Viewing the small Chrstian town of Palestine as a far cry from a holy land for aspiring “Righteous Gentiles”(the Torah epithet for pious converts), the Abrams, their two adult sons, grandchildren, daughter-in-law and Rivka’s mother (who left her devout Chrstian husband) liquidated their real estate and resettled in Flatbush.
There, under the aegis of a chasidic rabbi (who requests anonymity), they formally adopted Orthodox Judaism along with the surname Abrams #- after Abraham, the Biblical patriarch and the world’s first convert [to Judaism].
Yitzchok and Rivka took their names from Isaac and Rebecca.
“It’s remarkable, said Abrams. “When the rabbi asked each of us separately to choose Hebrew first names, without having collaborated previously, we both chose the names of this biblical couple.”
Warmly received into the ultra-Orthodox Flatbush community, Yitzchok went to work for an accounting firm and Rivka for a Jewish organization.
Their younger son enrolled in a yeshivah in Israel and their small grand-daughter in a girls’ yeshivah in Borough Park. They declined to name the yeshivahs.
The Abrams attribute their smooth sail through conversion, remarriage and the travails of daily living to their Brooklyn rabbi.
“We’re very fortunate to have found this chasidic rabbi,” said Yitzchok. “We rely on his counsel and do everything he says.”

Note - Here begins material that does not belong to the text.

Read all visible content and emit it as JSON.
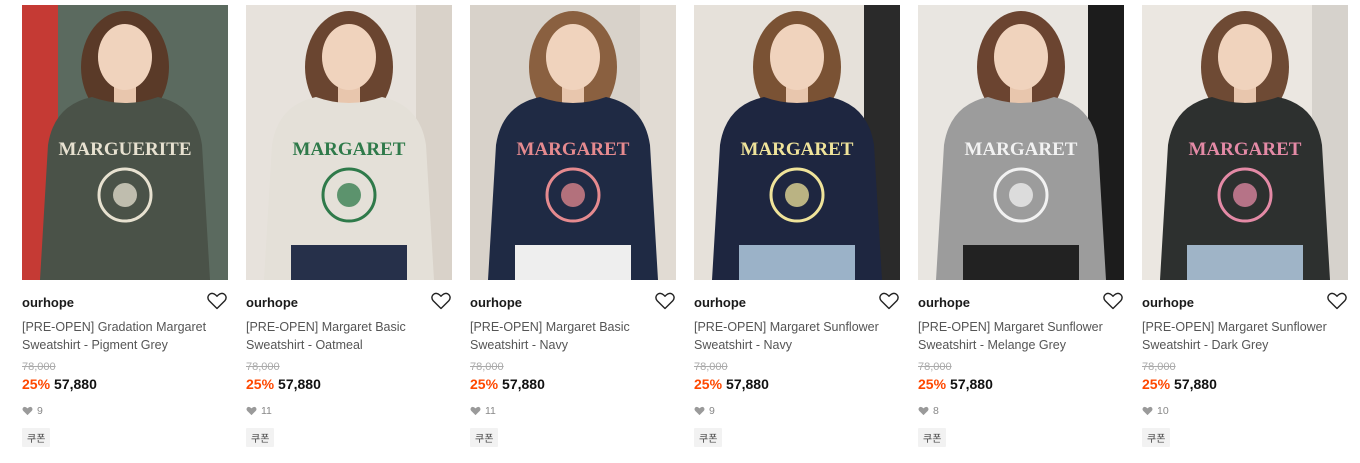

When, prior to conversion, the rabbi discussed circumcision, immersion in mikvah and total commitment to Torah, they eagerly complied, as they did when he ordained a 90-day prenuptial separation required by Jewish Law to ascertain, in the event of pregnancy, if the newborn was conceived before or after conversion.
“We weren’t allowed to live in the same apartment of to be alone for three months prior to the wedding,”
says the soft-spoken Texas bridegroom, who prides himself on following Jewish tradition to the letter of the Law.
“I don’t know what came first,” says Rabbi Singer, who participated in the wedding ceremony, “if my lecture and my tapes inspired him, or he was already turned on and just needed a little more convincing.”
Rabbi Herbert Bomzer, who teaches a class for converts, considers Abrams case particularly noteworthy, considering the couple’s deep involvement in the world of Christianity.
“Their souls stood at Mount Sinai when the Torah was given, somehow got lost in the course of history and had to return to the Jewish people,”
said the rabbi, a professor of Talmud and Jewish studies at Yeshivah University and author of “The Chosen Road” (Shengold Publishers). http://www.israelsjudaica.com/InfoPage. … 0884001873 
The next phase in their lives, the newly-reweds say, will be living together as Jews # with not just four sets of pots and pans (for meat and dairy, and two for Passover) # but a whole new set of do’s and don’ts. But since an unshaken conviction and an agonizing concern about being ultimately answerable to a “higher authority” precipitated their aboutface, they feel more than adequately prepared to meet the challenges ahead.
“This is the way we’ve chosen to live,”
said Yitzchok Abrams, concluding his lecture to the girls.
“It’s called Kiddush HaShem, when you sacrifice your life for the Creator.”
Article source: http://www.kosherjudaism.org/phpbb/viewtopic.php?f=22&t=923 
I’ve been meaning to write a blog post on him for a while, but didn’t have all the facts. The ministry was located in Palestine, Texas. One day a member came to him with a tape from Jews for Judaism, which in turn had him ask questions, then realize that he was in the wrong faith. He, his wife and children all converted. He and his family made Aliyah and moved to Israel.
Also, from the article comments, his brother Patrick also converted and married Jewish. Patrick now goes by the name Akiva Abrams.
Finally, from what people commented, he may have led some sort of group, but which schools he attended is as of now up in the air.